Security audit for osm2pgsql
In the last couple of months the source code of osm2pgsql has gone through a security audit. This was part of the NGI Zero prject for Nominatim which uses osm2pgsql for its data import. The audit was done by the friendly people from RadicallyOpenSecurity (ROS).
Why do we need a security audit?
osm2pgsql processes arbitrary OSM data files, which may come from potentially
untrusted sources. This makes osm2pgsql a potential attack vector for someone
to take control of a machine through manipulated data files. ROS tested
the importer code through fuzzing of the import formats
In addition they ran a static code analysis to check for common issues and reviewed
The good news is that none of the tests revealed any severe security issues. The fuzz testing was not able to crash osm2pgsql. While it does not mean that the import code is bug free, an attack through manipulated data files is less likely.
The static code check revealed two places in the code where it was possible to inject bad SQL code through command-line parameters. These cases are already fixed on the master branch (#1753, #1758). The security risk for these issues is relatively low because an attacker would still need access to the command line and credentials to the database to make use of them.
The largest security risk for
osm2pgsql is not so much the code itself

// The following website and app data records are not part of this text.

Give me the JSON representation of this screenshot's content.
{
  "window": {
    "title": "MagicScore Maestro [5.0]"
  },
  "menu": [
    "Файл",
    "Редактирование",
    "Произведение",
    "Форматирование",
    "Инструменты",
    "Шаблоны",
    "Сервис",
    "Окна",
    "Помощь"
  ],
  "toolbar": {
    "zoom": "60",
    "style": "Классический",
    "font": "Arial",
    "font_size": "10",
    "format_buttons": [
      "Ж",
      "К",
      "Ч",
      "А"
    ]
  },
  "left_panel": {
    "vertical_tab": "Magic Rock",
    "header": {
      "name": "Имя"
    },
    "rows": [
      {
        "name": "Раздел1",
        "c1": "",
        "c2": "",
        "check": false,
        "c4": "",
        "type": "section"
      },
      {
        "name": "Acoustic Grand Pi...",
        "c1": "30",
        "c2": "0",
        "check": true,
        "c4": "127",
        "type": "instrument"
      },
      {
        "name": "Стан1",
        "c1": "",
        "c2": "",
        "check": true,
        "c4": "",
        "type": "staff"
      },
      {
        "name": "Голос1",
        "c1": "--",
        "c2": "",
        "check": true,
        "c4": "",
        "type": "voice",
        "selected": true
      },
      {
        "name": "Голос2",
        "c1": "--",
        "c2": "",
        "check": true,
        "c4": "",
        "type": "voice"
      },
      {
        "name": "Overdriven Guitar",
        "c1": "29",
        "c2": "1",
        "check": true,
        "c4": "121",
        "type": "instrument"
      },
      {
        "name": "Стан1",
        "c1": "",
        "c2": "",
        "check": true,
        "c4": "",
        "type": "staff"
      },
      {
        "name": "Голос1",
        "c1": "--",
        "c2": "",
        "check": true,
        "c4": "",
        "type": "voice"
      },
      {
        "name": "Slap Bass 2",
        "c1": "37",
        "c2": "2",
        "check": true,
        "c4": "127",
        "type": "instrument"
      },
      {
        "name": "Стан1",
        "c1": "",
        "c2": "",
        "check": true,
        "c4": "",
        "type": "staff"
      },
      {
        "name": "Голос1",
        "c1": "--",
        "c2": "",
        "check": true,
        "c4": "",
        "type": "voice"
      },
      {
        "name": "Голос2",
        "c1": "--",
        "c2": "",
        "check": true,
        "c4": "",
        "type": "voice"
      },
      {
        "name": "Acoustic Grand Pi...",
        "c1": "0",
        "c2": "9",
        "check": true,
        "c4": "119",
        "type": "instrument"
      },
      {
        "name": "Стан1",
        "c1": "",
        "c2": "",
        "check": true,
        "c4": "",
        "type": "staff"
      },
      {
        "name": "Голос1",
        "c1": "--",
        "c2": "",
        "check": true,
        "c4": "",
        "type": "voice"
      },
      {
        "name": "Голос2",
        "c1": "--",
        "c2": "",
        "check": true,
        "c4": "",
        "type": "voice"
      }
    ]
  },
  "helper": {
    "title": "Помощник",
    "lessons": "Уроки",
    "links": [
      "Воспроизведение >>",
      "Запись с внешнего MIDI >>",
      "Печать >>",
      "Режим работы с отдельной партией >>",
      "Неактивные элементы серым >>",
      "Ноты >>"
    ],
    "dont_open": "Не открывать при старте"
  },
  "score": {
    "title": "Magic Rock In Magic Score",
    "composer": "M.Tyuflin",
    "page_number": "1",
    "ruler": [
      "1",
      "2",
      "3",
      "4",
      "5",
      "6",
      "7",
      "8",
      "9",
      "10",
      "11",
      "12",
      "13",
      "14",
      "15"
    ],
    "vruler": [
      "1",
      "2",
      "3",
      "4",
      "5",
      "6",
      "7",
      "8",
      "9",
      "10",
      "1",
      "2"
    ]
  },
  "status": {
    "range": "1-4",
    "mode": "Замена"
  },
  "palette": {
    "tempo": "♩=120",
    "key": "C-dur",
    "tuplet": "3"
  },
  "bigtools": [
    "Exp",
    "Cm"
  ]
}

but the fact that the tool relies on a properly set-up system environment.
To run osm2pgsql in a secure manner it is vital that it runs with minimal
access to the rest of the system and that PostgreSQL is set up properly.
We have amended the manual further to remind you
of the most important security practises, among them
- Set up secure authentication for PostgreSQL. Most installations have sane defaults but you should recheck the settings.
- Handle passwords to the database responsibly. Passwords on the command
line are not secure. Use
- Give minimal rights to all files used by osm2pgsql: binaries, Lua scripts, config files.
- Only run Lua scripts from trusted sources.
As part of the project, ROS has taught us about the fuzzing techniques they used. That means that regular fuzzing runs will now be part of our testing strategy next to the growing set of unit and integration tests. For this our new test server has come in handy which now runs fuzzying tests when not needed otherwise.